Stella Nunn, (Director, Operational Resilience at PwC) and I led the keynote session on Operational Resilience, providing guidance on what firms can be doing now to ensure they are not just compliant by the 2025 regulatory deadline, but resilient too. Given that many in the resilience field won’t be working for regulated financial services firms, the ‘stick’ of compliance isn’t there for them; instead, they have this opportunity to ride the wave of interest and engagement from stakeholders that the new regulations have brought with them.
Whether you see Operational Resilience as BC plus, or as a separate discipline, or think that it should sit under risk, the message is still the same. This is your opportunity to seize on the momentum happening across the industry; to zero in on what is actually critical or important to your firm, the customer, and the market; and to set-up a programme, team, and tools that will stand the test of time.
All too often, resilience programmes have become akin to compliance or tick-box exercises, with investments made for short-term ‘sticky plaster’ solutions to adhere with regulations or audit requirements. However, the regulators have made it pretty apparent that they want to see long-term solutions built in as well as changes to company culture and operational models. The collaboration between regulatory bodies worldwide has sent a clear message to firms that simply plastering over major issues is no longer enough and that they need to implement changes from the top.
Sarah Garrington went on to host a panel looking at the legends and myths surrounding the field of Resilience, that showed it’s very much a different journey for all. Many of the disagreements about terminology and requirements of a programme reflect the differences in focus around the world. Here at Fusion, we recommend taking the approach of thinking globally but acting locally; you can implement a programme and toolset worldwide but also limit or expand it according to the local regulatory needs.
What you do gain from these sessions is a chance to share ideas with others at the tactical level, such as how to show return on investment to a board – thank you Charlie Maclean-Bristol. Or the opportunity to try out decision–making after a disruption – Susie Ansary led a great interactive session splitting us into teams, granting us budget, and asking us to select a response team and allocate that budget following an imaginary cyberattack. Felicity Aston and Alan Elwood went on to touch on the personal elements of resilience, discussing how challenging yourself to attempt the ‘impossible’ (such as crossing the Antarctic or running Ultra’s) helps to reframe what you see as achievable in the tough times.

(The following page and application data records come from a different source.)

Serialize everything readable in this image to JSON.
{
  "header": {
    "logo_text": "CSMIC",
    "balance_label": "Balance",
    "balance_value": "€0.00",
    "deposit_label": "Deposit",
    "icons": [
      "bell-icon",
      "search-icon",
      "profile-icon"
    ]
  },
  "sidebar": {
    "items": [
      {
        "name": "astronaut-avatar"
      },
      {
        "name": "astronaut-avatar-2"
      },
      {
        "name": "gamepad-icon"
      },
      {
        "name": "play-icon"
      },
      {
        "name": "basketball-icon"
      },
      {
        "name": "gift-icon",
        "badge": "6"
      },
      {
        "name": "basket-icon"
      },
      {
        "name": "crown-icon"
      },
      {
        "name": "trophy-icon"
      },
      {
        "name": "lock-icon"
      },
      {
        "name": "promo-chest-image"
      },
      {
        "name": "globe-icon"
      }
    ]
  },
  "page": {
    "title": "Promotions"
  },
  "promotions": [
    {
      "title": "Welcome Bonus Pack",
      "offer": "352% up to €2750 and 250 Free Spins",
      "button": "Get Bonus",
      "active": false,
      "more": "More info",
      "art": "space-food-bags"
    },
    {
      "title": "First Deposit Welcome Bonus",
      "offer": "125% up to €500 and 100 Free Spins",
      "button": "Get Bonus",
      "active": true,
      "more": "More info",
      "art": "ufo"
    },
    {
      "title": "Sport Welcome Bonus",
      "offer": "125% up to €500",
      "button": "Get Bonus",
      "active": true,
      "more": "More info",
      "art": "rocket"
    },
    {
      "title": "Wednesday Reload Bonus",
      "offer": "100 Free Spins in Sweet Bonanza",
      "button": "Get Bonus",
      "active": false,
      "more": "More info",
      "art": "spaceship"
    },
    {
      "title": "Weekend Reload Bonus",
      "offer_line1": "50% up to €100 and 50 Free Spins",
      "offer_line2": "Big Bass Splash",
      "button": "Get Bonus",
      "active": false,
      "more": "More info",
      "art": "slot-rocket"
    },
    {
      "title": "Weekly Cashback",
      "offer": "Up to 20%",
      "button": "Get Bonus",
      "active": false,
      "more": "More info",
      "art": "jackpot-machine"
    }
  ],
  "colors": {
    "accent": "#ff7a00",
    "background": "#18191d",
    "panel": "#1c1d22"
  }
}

Connecting and Sharing Ideas
Most importantly though, the after party has returned… I say that somewhat jokingly, but it’s those personal conversations that build relationships across the industry, that facilitate introductions to future bosses, colleagues, and peers who you can call on when you need help, advice, or guidance. On this occasion, we were lucky enough to be treated to wonderful wines and Italian cuisine at Satyrio’s, but you can also join Fusion’s virtual catch ups and conversations any time through our ENGAGE programme. Having had this glimmer of hope into the ‘new normal’ of conferences, we look forward to seeing you on one of Fusion’s virtual roundtables or at an in-person event in the new year…
If you attended the BCI World Hybrid event in person or virtually, don’t forget to catch up on the recordings of sessions that you may have missed – my personal recommendations to watch are:
- Compliant but not yet resilient: The journey to 2025 by Kate Needham-Bennett and Stella Nunn
- Supplier resilience: The do’s and don’ts by Gary Stevenson
- So you think you’re resilient? Prove it! by Clive O’Riordan and Mark Heywood
- The integration of emerging risks in planning and resilience by Chris Needham-Bennett and Gianluca Pescaroli
- Alone in Antarctica: A journey of resilience by Felicity Aston